(SUPPLIED MATERIAL Opens)

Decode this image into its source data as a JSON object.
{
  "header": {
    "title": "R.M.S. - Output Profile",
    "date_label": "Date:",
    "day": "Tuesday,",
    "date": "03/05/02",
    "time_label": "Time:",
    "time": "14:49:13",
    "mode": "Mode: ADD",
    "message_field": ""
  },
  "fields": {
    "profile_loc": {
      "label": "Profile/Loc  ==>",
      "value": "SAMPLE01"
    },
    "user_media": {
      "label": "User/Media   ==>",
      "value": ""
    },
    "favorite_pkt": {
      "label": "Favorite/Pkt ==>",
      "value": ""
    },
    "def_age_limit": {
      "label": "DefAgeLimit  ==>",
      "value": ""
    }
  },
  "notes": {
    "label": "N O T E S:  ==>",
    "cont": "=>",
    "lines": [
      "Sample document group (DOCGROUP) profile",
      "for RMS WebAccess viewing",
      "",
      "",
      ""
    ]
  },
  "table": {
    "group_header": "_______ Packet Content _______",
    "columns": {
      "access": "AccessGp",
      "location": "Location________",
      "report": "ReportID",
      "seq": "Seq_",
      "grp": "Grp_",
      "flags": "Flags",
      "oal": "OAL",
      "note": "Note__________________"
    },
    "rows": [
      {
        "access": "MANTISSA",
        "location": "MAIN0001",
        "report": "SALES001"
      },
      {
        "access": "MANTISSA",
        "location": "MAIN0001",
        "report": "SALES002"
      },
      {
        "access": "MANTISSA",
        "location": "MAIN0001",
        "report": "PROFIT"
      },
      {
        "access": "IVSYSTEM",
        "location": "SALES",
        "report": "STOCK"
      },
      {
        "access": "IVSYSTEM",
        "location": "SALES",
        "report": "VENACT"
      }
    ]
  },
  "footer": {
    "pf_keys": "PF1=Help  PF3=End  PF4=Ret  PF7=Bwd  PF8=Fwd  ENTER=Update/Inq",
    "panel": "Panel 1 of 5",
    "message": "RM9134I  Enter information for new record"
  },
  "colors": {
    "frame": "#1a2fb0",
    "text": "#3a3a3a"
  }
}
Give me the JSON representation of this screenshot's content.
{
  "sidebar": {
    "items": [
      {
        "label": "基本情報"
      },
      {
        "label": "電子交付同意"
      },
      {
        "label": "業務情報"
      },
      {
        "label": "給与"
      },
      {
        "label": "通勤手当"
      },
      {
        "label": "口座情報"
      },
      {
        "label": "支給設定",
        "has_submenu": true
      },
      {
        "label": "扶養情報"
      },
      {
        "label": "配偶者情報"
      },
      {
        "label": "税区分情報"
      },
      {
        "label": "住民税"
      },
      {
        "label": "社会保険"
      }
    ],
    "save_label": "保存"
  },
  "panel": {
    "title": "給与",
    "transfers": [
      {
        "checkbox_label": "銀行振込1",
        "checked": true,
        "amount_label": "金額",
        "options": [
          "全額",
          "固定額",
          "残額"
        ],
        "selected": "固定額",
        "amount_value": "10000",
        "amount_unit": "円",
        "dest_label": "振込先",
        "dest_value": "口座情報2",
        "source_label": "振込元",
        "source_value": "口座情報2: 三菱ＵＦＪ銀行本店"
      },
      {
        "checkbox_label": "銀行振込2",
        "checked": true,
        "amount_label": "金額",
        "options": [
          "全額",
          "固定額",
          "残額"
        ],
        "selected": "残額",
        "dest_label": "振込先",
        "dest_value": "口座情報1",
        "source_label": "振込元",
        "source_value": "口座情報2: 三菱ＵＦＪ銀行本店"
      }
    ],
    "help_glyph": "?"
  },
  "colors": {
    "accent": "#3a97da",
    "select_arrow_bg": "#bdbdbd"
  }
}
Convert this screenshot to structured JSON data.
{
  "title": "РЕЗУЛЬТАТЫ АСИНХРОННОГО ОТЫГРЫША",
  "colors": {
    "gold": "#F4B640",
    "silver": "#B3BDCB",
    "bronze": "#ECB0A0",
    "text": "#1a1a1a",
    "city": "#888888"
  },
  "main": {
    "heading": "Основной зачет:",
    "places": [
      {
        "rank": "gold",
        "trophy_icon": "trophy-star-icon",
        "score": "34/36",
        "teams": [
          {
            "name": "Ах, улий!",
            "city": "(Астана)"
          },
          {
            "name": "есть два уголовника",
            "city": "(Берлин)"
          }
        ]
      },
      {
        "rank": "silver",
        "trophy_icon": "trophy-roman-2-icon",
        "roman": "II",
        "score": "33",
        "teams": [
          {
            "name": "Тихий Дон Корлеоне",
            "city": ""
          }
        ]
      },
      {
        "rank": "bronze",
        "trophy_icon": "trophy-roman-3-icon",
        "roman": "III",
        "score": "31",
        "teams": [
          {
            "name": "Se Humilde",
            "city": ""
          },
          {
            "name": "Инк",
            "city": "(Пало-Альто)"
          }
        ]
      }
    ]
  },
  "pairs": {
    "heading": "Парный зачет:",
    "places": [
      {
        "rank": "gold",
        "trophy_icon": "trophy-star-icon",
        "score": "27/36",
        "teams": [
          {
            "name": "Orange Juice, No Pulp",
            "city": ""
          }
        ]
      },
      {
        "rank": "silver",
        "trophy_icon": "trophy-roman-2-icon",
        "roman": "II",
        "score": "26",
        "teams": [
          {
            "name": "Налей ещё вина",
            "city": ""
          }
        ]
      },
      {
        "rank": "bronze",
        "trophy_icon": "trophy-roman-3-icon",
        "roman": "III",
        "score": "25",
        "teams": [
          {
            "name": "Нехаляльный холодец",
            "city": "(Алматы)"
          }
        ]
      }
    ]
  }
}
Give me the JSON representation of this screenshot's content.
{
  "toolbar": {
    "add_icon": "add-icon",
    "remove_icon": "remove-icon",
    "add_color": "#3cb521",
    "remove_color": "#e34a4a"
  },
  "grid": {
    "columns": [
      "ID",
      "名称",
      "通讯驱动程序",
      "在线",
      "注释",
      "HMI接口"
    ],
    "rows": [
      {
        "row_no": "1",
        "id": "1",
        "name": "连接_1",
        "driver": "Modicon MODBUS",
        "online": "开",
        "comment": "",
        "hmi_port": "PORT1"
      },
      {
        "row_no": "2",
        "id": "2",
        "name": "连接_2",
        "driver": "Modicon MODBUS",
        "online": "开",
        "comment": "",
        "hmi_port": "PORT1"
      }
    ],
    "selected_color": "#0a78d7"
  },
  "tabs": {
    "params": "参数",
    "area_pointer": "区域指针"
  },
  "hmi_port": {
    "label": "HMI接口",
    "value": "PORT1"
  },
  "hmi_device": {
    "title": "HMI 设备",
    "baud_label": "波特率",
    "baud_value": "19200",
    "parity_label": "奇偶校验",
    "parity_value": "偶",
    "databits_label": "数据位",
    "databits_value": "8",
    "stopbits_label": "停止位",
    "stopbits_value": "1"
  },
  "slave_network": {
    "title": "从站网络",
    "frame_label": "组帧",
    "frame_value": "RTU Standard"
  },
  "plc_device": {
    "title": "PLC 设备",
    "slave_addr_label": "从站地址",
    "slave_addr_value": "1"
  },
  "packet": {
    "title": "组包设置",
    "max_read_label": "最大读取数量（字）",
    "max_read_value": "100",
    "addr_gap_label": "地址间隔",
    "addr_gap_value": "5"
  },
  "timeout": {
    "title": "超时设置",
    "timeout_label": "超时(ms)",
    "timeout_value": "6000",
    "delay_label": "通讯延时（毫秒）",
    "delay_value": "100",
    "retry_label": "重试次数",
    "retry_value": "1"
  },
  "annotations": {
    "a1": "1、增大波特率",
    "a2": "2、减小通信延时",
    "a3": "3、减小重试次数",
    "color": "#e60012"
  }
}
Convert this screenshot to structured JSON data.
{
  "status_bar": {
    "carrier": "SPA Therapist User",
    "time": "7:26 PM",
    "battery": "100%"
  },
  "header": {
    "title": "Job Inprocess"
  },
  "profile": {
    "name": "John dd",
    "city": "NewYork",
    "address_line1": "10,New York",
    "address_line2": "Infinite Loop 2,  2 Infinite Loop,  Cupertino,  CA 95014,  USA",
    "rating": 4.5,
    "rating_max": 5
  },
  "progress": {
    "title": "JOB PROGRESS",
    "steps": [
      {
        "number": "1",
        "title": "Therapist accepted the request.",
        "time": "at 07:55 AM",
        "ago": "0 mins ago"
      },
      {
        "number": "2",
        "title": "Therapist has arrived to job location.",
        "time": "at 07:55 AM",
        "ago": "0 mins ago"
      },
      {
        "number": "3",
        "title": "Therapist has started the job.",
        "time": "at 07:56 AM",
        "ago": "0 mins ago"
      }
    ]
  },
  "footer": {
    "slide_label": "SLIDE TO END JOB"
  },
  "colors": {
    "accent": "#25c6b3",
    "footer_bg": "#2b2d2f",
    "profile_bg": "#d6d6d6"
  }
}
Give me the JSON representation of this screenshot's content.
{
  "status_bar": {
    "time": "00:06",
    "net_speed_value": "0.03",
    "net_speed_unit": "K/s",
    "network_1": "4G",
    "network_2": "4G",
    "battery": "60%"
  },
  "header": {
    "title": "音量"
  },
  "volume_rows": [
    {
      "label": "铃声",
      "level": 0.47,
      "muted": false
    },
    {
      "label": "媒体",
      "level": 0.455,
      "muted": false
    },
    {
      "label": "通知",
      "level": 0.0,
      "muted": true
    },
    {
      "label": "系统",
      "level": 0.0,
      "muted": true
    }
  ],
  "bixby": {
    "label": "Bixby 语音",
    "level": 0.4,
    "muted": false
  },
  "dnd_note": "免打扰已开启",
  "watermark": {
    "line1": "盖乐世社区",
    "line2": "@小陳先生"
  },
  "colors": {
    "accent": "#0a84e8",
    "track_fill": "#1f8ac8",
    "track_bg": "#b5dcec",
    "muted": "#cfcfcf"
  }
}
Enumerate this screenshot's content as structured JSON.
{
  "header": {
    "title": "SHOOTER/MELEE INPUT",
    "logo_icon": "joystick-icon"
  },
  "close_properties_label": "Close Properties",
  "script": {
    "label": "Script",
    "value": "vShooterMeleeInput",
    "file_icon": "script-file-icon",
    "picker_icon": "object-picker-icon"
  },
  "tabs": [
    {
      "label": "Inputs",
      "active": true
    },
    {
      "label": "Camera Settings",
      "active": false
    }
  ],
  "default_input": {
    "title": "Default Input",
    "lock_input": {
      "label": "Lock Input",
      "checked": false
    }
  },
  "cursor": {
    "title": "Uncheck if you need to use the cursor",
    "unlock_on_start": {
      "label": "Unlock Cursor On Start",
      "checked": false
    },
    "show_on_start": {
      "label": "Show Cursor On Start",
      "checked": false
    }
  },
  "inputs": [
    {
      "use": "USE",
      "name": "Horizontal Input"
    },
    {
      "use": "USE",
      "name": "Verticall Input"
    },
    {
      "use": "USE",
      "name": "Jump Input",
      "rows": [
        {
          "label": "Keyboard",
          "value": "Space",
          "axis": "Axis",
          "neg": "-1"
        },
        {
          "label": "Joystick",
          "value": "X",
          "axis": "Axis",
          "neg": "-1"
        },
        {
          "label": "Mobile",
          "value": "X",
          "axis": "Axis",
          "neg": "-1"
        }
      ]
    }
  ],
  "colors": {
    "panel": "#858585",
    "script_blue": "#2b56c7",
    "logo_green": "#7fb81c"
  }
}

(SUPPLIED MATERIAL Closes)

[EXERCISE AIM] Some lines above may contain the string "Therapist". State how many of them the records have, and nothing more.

[SOLUTION TO THIS PROBLEM] 4